NEW YORK, NY - S&P Dow Jones Indices released the latest results for the S&P CoreLogic Case-Shiller Indices, the leading measure of U.S. home prices. Data released for June 2018 shows that home prices continued their rise across the country over the last 12 months.
The S&P CoreLogic Case-Shiller U.S. National Home Price NSA Index, covering all nine U.S. census divisions, reported a 6.2% annual gain in June, down from 6.4% in the previous month. The 10-City Composite annual increase came in at 6.0%, down from 6.2% in the previous month. The 20-City Composite posted a 6.3% year-over-year gain, down from 6.5% in the previous month.
Las Vegas, Seattle and San Francisco continued to report the highest year-over-year gains among the 20 cities. In June, Las Vegas led the way with a 13.0% year-over-year price increase, followed by Seattle with a 12.8% increase and San Francisco with a 10.7% increase. Six of the 20 cities reported greater price increases in the year ending June 2018 versus the year ending May 2018.
Before seasonal adjustment, the National Index posted a month-over-month gain of 0.8% in June. The 10-City and 20-City Composites reported increases of 0.4% and 0.5%, respectively. After seasonal adjustment, the National Index recorded a 0.3% month-over-month increase in June. The 10-City and 20-City Composites both posted 0.1% month-over-month increases. Nineteen of 20 cities reported increases in June before seasonal adjustment, while 17 of 20 cities reported increases after seasonal adjustment.
"Home prices continue to rise across the U.S." says David M. Blitzer, Managing Director and Chairman of the Index Committee at S&P Dow Jones Indices. "However, even as home prices keep climbing, we are seeing signs that growth is easing in the housing market. Sales of both new and existing homes are roughly flat over the last six months amidst news stories of an increase in the number of homes for sale in some markets. Rising mortgage rates – 30 year fixed rate mortgages rose from 4% to 4.5% since January – and the rise in home prices are affecting housing affordability.

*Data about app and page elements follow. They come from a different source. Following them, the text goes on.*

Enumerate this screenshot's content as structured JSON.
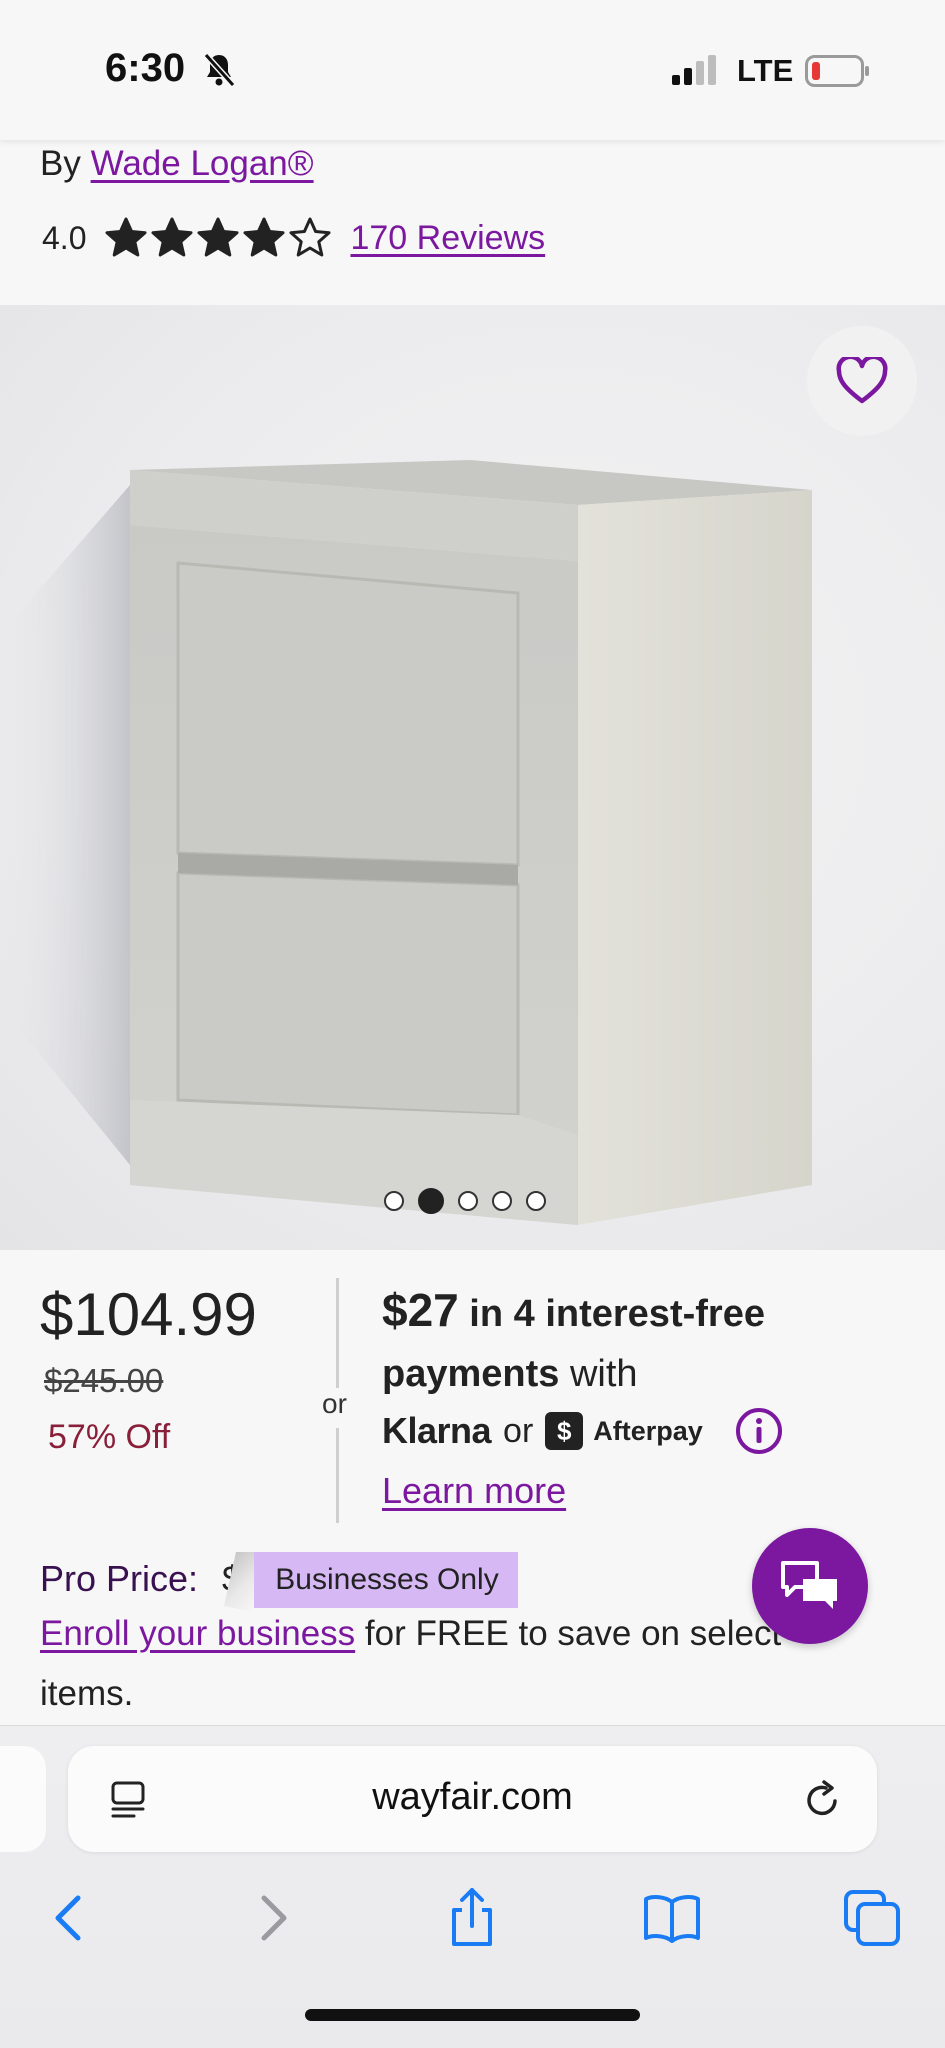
{
  "status_bar": {
    "time": "6:30",
    "network": "LTE",
    "icons": [
      "bell-slash-icon",
      "signal-icon",
      "battery-icon"
    ],
    "battery_color": "#e53935"
  },
  "product": {
    "brand_prefix": "By",
    "brand": "Wade Logan®",
    "rating": "4.0",
    "stars_filled": 4,
    "stars_total": 5,
    "reviews_label": "170 Reviews",
    "carousel": {
      "count": 5,
      "active_index": 1
    }
  },
  "pricing": {
    "price": "$104.99",
    "was_price": "$245.00",
    "discount": "57% Off",
    "or": "or",
    "installment_amount": "$27",
    "installment_text_1": " in 4 interest-free",
    "installment_text_2_bold": "payments",
    "installment_text_2": " with",
    "klarna": "Klarna",
    "providers_or": "or",
    "afterpay_badge": "$",
    "afterpay": "Afterpay",
    "learn_more": "Learn more"
  },
  "pro": {
    "label": "Pro Price:",
    "dollar": "$",
    "badge": "Businesses Only",
    "enroll_link": "Enroll your business",
    "enroll_text": " for FREE to save on select",
    "enroll_text_2": "items."
  },
  "browser": {
    "url": "wayfair.com",
    "nav_icons": [
      "back-icon",
      "forward-icon",
      "share-icon",
      "bookmarks-icon",
      "tabs-icon"
    ]
  },
  "colors": {
    "accent": "#7b189f",
    "discount": "#8a1f3a",
    "badge": "#d6b8f5",
    "ios_blue": "#1a7cf5"
  }
}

"The west still leads the rise in home prices with Las Vegas displacing Seattle as the market with the fastest price increase. Population and employment growth often drive homes prices. Las Vegas is among the fastest growing U.S. cities based on both employment and population, with its unemployment rate dropping below the national average in the last year. The northeast and mid-west are seeing smaller home price increases. Washington, Chicago and New York City showed the three slowest annual price gains among the 20 cities covered."

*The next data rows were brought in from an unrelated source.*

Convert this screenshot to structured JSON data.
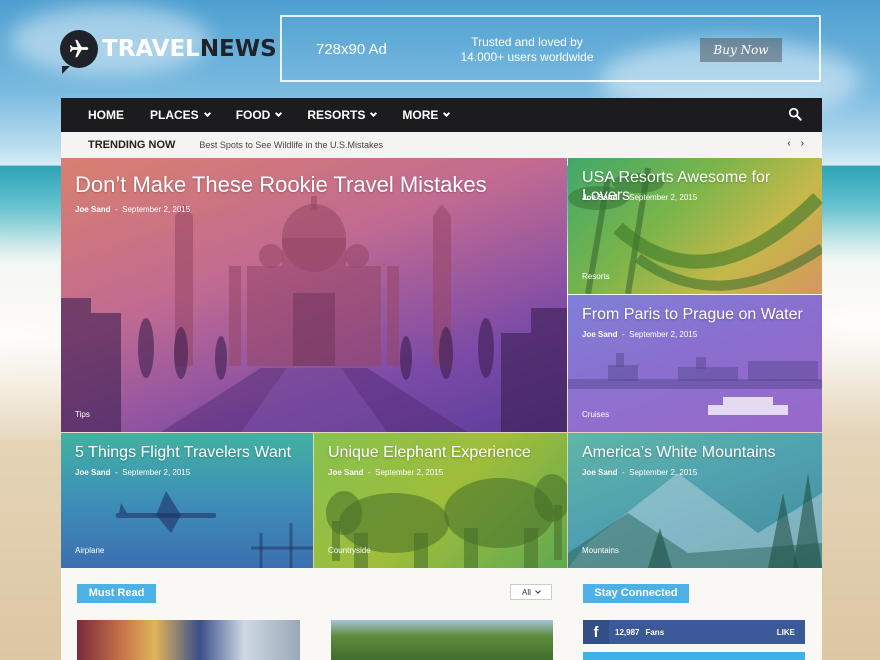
{
  "header": {
    "logo_part1": "TRAVEL",
    "logo_part2": "NEWS",
    "logo_icon": "airplane-icon",
    "ad": {
      "size_label": "728x90 Ad",
      "trust_line1": "Trusted and loved by",
      "trust_line2": "14.000+ users worldwide",
      "buy_label": "Buy Now"
    }
  },
  "nav": {
    "items": [
      {
        "label": "HOME",
        "dropdown": false
      },
      {
        "label": "PLACES",
        "dropdown": true
      },
      {
        "label": "FOOD",
        "dropdown": true
      },
      {
        "label": "RESORTS",
        "dropdown": true
      },
      {
        "label": "MORE",
        "dropdown": true
      }
    ],
    "search_icon": "search-icon"
  },
  "trending": {
    "label": "TRENDING NOW",
    "text": "Best Spots to See Wildlife in the U.S.Mistakes",
    "prev": "‹",
    "next": "›"
  },
  "tiles": [
    {
      "title": "Don’t Make These Rookie Travel Mistakes",
      "author": "Joe Sand",
      "date": "September 2, 2015",
      "category": "Tips"
    },
    {
      "title": "USA Resorts Awesome for Lovers",
      "author": "Joe Sand",
      "date": "September 2, 2015",
      "category": "Resorts"
    },
    {
      "title": "From Paris to Prague on Water",
      "author": "Joe Sand",
      "date": "September 2, 2015",
      "category": "Cruises"
    },
    {
      "title": "5 Things Flight Travelers Want",
      "author": "Joe Sand",
      "date": "September 2, 2015",
      "category": "Airplane"
    },
    {
      "title": "Unique Elephant Experience",
      "author": "Joe Sand",
      "date": "September 2, 2015",
      "category": "Countryside"
    },
    {
      "title": "America’s White Mountains",
      "author": "Joe Sand",
      "date": "September 2, 2015",
      "category": "Mountains"
    }
  ],
  "content": {
    "must_read": "Must Read",
    "filter_value": "All",
    "stay_connected": "Stay Connected",
    "facebook": {
      "count": "12,987",
      "label": "Fans",
      "action": "LIKE",
      "icon": "f"
    }
  },
  "colors": {
    "navbar": "#1c1c1e",
    "accent": "#4db0e6",
    "facebook": "#3b5998",
    "twitter": "#3eb1e8"
  }
}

More than 27 years of history for these data series is available, and can be accessed in full by going to www.homeprice.spdji.com. Additional content on the housing market can also be found on S&P Dow Jones Indices' housing blog: www.housingviews.com